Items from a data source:
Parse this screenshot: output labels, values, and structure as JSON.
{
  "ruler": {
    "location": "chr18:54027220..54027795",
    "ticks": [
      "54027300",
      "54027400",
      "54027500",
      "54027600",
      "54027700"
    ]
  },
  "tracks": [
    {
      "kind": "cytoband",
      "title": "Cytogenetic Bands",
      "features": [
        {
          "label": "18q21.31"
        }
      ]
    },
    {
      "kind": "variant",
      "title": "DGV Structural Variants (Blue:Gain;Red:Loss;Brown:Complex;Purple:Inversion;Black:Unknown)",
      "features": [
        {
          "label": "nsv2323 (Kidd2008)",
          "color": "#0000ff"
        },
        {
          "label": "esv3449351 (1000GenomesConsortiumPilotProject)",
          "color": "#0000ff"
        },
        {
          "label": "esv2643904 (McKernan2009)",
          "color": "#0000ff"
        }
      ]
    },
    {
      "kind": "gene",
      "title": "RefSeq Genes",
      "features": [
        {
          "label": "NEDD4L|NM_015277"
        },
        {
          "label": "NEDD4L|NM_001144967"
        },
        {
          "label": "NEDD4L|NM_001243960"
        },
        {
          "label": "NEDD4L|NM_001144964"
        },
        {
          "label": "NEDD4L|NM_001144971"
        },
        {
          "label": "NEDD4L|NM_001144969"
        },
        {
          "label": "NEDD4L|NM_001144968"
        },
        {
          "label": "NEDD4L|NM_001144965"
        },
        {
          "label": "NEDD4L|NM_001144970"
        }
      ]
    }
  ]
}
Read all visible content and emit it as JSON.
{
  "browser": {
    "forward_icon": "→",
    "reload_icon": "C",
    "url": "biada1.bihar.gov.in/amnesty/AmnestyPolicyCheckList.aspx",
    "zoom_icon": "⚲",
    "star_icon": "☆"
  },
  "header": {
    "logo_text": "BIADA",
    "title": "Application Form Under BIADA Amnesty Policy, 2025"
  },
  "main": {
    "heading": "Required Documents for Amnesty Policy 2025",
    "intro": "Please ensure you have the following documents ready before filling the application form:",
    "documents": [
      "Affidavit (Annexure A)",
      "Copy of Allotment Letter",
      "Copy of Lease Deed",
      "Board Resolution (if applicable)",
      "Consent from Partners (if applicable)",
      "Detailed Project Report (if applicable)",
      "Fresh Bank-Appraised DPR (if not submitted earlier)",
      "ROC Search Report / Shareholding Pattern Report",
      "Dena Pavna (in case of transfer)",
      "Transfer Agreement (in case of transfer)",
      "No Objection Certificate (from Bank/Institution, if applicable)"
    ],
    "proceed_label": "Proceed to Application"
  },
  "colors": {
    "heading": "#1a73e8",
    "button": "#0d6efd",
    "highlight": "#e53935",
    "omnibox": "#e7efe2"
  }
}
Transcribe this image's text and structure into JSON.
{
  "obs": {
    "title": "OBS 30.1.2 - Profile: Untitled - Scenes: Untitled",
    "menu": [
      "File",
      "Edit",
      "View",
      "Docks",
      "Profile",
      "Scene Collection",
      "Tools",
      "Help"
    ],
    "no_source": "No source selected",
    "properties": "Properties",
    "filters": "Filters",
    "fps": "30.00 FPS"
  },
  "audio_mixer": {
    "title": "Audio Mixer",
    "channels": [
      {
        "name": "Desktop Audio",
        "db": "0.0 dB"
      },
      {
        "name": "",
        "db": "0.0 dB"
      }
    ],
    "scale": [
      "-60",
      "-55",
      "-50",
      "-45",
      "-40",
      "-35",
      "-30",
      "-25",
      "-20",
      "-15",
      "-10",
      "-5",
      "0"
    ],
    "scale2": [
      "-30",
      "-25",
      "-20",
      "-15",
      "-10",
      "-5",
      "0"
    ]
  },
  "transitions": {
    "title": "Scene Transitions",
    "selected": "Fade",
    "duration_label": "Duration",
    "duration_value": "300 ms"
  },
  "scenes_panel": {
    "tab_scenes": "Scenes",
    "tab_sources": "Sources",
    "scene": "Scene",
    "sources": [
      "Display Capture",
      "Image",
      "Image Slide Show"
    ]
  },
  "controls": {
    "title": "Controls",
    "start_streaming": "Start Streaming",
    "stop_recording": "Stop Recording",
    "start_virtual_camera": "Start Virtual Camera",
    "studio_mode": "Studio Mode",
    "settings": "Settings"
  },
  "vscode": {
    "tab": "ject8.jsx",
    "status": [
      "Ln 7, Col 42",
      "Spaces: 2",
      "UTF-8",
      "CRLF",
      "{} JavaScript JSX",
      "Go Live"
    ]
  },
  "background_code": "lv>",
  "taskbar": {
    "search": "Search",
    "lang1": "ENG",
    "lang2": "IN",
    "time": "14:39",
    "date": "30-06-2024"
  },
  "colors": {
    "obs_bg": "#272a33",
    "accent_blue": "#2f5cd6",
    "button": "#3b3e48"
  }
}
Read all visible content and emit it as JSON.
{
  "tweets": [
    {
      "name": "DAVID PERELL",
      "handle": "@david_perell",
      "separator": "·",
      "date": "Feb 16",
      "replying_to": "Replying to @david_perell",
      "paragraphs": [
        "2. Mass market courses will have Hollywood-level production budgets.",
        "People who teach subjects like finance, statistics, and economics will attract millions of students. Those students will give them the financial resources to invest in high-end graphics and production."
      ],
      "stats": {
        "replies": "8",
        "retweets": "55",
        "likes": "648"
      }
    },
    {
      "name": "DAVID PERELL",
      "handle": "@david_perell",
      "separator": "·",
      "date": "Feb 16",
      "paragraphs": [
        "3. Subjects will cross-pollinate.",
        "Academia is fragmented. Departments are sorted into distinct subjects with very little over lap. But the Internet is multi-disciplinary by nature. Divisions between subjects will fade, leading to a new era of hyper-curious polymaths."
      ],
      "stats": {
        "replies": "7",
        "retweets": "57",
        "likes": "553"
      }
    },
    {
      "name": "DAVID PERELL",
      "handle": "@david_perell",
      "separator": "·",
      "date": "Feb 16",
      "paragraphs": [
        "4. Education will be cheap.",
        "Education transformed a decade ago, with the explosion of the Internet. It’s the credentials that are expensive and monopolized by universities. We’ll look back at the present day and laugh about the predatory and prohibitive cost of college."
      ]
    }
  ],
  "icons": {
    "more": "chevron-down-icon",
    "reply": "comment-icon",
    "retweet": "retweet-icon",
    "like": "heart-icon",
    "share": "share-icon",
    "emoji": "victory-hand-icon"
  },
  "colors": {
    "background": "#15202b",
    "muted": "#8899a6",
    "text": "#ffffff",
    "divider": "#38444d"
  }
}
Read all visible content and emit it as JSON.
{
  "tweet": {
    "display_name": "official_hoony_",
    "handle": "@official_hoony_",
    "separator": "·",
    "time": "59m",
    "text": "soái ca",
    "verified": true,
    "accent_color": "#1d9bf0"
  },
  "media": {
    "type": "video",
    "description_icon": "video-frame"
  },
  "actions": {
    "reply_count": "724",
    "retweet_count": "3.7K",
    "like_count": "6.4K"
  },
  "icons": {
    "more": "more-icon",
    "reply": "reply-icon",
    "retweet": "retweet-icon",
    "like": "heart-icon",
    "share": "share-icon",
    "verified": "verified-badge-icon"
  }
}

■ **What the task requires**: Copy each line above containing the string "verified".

■ **Written solution**:
    "verified": true,
    "verified": "verified-badge-icon"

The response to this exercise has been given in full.